Citation: Boschloo A, Krabbendam L, Aben A, de Groot R and Jolles J (2014) Sorting Test, Tower Test, and BRIEF-SR do not predict school performance of healthy adolescents in preuniversity education. Front. Psychol. 5:287. doi: 10.3389/fpsyg.2014.00287
Received: 27 October 2013; Accepted: 20 March 2014;
Published online: 08 April 2014.
Edited by:Yusuke Moriguchi, Joetsu University of Education, Japan
Reviewed by:John Best, University of British Columbia, Canada
Robert D. Latzman, Georgia State University, USA
Copyright © 2014 Boschloo, Krabbendam, Aben, de Groot and Jolles. This is an open-access article distributed under the terms of the Creative Commons Attribution License (CC BY). The use, distribution or reproduction in other forums is permitted, provided the original author(s) or licensor are credited and that the original publication in this journal is cited, in accordance with accepted academic practice.

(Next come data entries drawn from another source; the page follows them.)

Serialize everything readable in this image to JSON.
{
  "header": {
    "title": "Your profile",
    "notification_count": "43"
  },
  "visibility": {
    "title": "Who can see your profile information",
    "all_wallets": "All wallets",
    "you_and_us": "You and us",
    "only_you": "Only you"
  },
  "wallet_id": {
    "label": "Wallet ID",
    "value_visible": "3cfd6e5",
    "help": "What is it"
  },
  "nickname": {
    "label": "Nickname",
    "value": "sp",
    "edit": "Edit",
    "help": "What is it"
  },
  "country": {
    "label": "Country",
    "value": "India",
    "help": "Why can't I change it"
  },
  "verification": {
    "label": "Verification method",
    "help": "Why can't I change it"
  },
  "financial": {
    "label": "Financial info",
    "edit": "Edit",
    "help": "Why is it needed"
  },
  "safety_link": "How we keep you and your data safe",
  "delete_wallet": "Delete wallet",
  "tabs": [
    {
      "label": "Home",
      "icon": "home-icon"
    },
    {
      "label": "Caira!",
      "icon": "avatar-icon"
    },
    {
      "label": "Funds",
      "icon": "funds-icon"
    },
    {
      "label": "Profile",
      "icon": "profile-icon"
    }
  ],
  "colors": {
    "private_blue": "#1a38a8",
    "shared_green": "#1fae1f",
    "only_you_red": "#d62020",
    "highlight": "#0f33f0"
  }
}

No use, distribution or reproduction is permitted which does not comply with these terms.
*Correspondence: Annemarie Boschloo, Department of Educational Neuroscience, Faculty of Psychology and Education, LEARN! Research Institute for Learning and Education, VU University Amsterdam, Van der Boechorststraat 1, 1081 BT Amsterdam, Netherlands e-mail: firstname.lastname@example.org